But Thomas, who is black, says accepting more minorities into medical school not only increases the number of physicians who will go to the inner cities, barrios and reservations to practice, but it will increase the number of minority physicians who will serve in academic medicine as mentors. “You want people like me educated, because look at what I bring to the table. I don’t just look out for minority students. I look out for everyone.”

Without realizing it, Thomas’ argument that she cares for everyone could be making the case for Clegg, who says that membership in a certain racial or ethnic group does not eliminate the ability to care for others outside of that group. “In many cases, cultural competency can be taught,” he says.

Given the tensions that affirmative action provokes, Perez calls ballot initiatives the biggest threat to current law. The Michigan Civil Rights Initiative—which is headed by Jennifer Gratz, the plaintiff in the Michigan undergraduate case—launched a petition drive in January to place a question on the November ballot that would prevent Michigan public universities from making decisions based on race, ethnicity or gender. Perez suggests schools that want to fight these kinds of initiatives should collaborate with civil rights groups advocating diversity.

Institutions can also guard against challenges by increasing the amount of research about minority physicians and to whom and where they provide care, he says. “There remains a paucity of empirical data that having diversity in your medical school will help with cultural competence. [While it] absolutely makes sense, you can’t simply rely on ‘It just feels good to me.’”

Regardless of what position you take on the affirmative action issue, even advocates say they don’t see the Supreme Court ruling making an impact on the numbers of minorities matriculating into medical school—the real effects will be felt at the undergraduate levels.

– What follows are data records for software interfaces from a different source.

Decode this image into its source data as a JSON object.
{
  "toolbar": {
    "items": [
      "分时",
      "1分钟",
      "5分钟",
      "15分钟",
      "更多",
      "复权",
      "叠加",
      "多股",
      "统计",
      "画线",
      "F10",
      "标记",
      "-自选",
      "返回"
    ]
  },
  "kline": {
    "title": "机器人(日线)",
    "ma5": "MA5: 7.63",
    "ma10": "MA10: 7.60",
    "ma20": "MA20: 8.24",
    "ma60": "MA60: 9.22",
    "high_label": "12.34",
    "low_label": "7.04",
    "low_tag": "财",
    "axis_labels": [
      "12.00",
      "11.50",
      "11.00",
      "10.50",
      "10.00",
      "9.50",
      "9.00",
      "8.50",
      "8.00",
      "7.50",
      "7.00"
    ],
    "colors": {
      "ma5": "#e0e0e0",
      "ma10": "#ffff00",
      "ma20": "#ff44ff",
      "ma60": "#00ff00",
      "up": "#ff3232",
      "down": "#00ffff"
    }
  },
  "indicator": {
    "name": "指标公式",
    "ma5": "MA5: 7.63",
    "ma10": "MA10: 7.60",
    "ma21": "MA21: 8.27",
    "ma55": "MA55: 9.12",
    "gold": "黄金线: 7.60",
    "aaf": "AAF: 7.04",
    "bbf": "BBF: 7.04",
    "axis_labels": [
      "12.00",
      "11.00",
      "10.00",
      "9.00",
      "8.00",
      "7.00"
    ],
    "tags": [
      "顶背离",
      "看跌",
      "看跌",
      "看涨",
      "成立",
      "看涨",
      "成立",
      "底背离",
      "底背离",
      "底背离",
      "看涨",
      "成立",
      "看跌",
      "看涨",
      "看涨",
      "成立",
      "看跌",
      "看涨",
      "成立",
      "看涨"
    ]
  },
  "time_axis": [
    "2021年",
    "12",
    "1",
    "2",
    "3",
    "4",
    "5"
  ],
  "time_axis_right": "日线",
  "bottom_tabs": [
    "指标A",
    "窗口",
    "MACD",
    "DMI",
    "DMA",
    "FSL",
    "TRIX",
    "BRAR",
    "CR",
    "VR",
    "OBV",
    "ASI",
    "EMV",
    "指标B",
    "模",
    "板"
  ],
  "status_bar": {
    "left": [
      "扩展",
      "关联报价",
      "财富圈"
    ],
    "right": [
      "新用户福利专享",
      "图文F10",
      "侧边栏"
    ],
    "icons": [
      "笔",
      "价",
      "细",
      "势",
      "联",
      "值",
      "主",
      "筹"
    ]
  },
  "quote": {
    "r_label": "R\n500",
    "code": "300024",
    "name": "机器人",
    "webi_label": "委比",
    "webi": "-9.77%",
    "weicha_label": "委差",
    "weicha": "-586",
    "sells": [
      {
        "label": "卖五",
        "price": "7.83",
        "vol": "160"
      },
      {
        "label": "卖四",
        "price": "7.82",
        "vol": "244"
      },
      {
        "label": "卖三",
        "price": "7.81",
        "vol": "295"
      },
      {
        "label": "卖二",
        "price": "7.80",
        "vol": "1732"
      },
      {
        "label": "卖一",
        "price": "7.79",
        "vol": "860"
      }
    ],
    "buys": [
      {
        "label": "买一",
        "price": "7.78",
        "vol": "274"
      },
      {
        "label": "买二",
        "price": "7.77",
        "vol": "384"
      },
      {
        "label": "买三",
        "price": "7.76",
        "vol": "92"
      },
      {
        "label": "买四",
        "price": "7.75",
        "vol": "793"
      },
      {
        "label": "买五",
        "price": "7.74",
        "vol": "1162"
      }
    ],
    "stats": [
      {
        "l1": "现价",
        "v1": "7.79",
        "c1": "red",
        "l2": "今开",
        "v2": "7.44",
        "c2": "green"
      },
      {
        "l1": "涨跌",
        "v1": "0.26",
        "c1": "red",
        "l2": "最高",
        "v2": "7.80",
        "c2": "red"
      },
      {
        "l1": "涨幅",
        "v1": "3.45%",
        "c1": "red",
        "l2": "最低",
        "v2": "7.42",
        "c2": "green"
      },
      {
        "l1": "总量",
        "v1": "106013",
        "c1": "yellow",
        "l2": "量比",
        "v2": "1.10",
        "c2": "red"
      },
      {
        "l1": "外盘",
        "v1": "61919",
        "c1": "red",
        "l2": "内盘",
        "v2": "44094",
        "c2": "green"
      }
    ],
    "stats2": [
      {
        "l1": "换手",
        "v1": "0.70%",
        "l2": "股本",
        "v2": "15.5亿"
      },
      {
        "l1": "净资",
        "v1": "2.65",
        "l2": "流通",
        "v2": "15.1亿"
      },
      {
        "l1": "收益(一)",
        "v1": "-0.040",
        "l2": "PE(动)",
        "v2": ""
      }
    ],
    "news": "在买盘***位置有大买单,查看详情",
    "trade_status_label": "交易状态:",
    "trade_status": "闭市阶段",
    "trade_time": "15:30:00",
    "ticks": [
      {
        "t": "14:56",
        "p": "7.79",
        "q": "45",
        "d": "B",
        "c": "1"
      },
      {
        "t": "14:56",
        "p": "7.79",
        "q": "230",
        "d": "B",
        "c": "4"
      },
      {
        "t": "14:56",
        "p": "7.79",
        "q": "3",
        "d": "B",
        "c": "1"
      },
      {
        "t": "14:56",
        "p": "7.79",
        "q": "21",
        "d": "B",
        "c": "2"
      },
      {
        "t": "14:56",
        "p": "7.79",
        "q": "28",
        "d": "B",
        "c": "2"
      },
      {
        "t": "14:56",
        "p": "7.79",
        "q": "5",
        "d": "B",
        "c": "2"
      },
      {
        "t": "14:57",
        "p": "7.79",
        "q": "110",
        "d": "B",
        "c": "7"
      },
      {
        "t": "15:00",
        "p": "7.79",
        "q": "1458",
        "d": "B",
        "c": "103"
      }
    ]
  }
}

It’s a pipeline issue, they say.

At UTMB, Thomas says she doesn’t see the numbers of matriculating minorities going above 30 percent because of a lack of qualified applicants. In the UT system, in which all the medical schools compete for the same applicants, the number of Hispanic applicants increased 7.5 percent this year, but the number of those accepted remained steady, Jones says.

Dr. Kenneth Edelin, the associate dean for student minority affairs at Boston University School of Medicine, runs a program to combat this very problem. “Don’t forget public schools are funded by state taxes and real estate taxes, so if you live in a poor neighborhood, you won’t have some of the same opportunities,” he says. “There are minority students who graduate [high school] without ever taking a lab. Wow! So they get to college, and they’re taking labs for the first time.” He says the percent of students interested in medicine as a career is higher among minorities than whites, but because science courses become so challenging at the college level, by sophomore year many have changed their minds.

Looking around that first-year classroom, it’s difficult to imagine how any of those 100 students would have gotten there without exposure to labs and a quality education. And who knows where everyone will go to practice, or even if they’ll all graduate. But in her written opinion of the Grutter case, O’Connor clearly thinks the opportunity to get there should be open to all those up to the challenge. “In order to cultivate a set of leaders with legitimacy in the eyes of the citizenry, it is necessary that the path to leadership be visibly open to talented and qualified individuals of every race and ethnicity. All members of our heterogeneous society must have confidence in the openness and integrity of the educational institutions that provide this training.”

How schools craft that “openness and integrity” appears to remain an ongoing challenge, no matter what the courts may say.
Jennifer Zeigler is a senior writer with The New Physician. Direct questions and comments about this article to tnp@